* [SOURCE MATERIAL]:
"""

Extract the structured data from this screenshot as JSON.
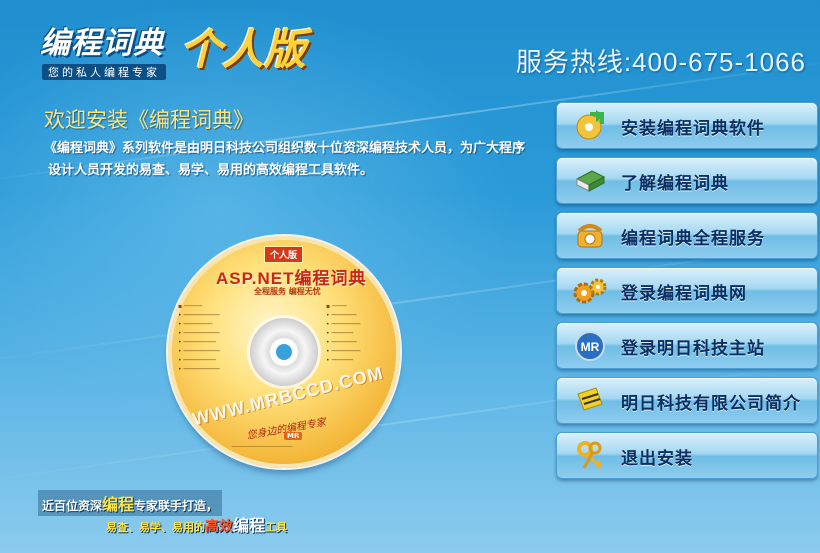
{
  "header": {
    "logo_title": "编程词典",
    "logo_edition": "个人版",
    "logo_subtitle": "您的私人编程专家",
    "hotline": "服务热线:400-675-1066"
  },
  "welcome": {
    "title": "欢迎安装《编程词典》",
    "intro_line1": "《编程词典》系列软件是由明日科技公司组织数十位资深编程技术人员，为广大程序",
    "intro_line2": "设计人员开发的易查、易学、易用的高效编程工具软件。"
  },
  "cd": {
    "badge": "个人版",
    "title": "ASP.NET编程词典",
    "slogan": "全程服务 编程无忧",
    "url": "WWW.MRBCCD.COM",
    "signature": "您身边的编程专家"
  },
  "slogan": {
    "line1_a": "近百位资深",
    "line1_b": "编程",
    "line1_c": "专家联手打造，",
    "line2_a": "易查、易学、易用的",
    "line2_b": "高效",
    "line2_c": "编程",
    "line2_d": "工具"
  },
  "menu": {
    "items": [
      {
        "label": "安装编程词典软件",
        "icon": "install-cd-icon"
      },
      {
        "label": "了解编程词典",
        "icon": "book-icon"
      },
      {
        "label": "编程词典全程服务",
        "icon": "telephone-icon"
      },
      {
        "label": "登录编程词典网",
        "icon": "gears-icon"
      },
      {
        "label": "登录明日科技主站",
        "icon": "mr-logo-icon"
      },
      {
        "label": "明日科技有限公司简介",
        "icon": "company-card-icon"
      },
      {
        "label": "退出安装",
        "icon": "keys-icon"
      }
    ]
  },
  "colors": {
    "background_top": "#1f8fcf",
    "background_bottom": "#8ccbee",
    "title_yellow": "#ffe57a",
    "menu_text": "#0b2f62"
  }
}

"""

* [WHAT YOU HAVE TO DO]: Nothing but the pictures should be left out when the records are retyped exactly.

* [WRITTEN REPLY]:
Extract the structured data from this screenshot as JSON.
{
  "header": {
    "logo_title": "编程词典",
    "logo_edition": "个人版",
    "logo_subtitle": "您的私人编程专家",
    "hotline": "服务热线:400-675-1066"
  },
  "welcome": {
    "title": "欢迎安装《编程词典》",
    "intro_line1": "《编程词典》系列软件是由明日科技公司组织数十位资深编程技术人员，为广大程序",
    "intro_line2": "设计人员开发的易查、易学、易用的高效编程工具软件。"
  },
  "cd": {
    "badge": "个人版",
    "title": "ASP.NET编程词典",
    "slogan": "全程服务 编程无忧",
    "url": "WWW.MRBCCD.COM",
    "signature": "您身边的编程专家"
  },
  "slogan": {
    "line1_a": "近百位资深",
    "line1_b": "编程",
    "line1_c": "专家联手打造，",
    "line2_a": "易查、易学、易用的",
    "line2_b": "高效",
    "line2_c": "编程",
    "line2_d": "工具"
  },
  "menu": {
    "items": [
      {
        "label": "安装编程词典软件",
        "icon": "install-cd-icon"
      },
      {
        "label": "了解编程词典",
        "icon": "book-icon"
      },
      {
        "label": "编程词典全程服务",
        "icon": "telephone-icon"
      },
      {
        "label": "登录编程词典网",
        "icon": "gears-icon"
      },
      {
        "label": "登录明日科技主站",
        "icon": "mr-logo-icon"
      },
      {
        "label": "明日科技有限公司简介",
        "icon": "company-card-icon"
      },
      {
        "label": "退出安装",
        "icon": "keys-icon"
      }
    ]
  },
  "colors": {
    "background_top": "#1f8fcf",
    "background_bottom": "#8ccbee",
    "title_yellow": "#ffe57a",
    "menu_text": "#0b2f62"
  }
}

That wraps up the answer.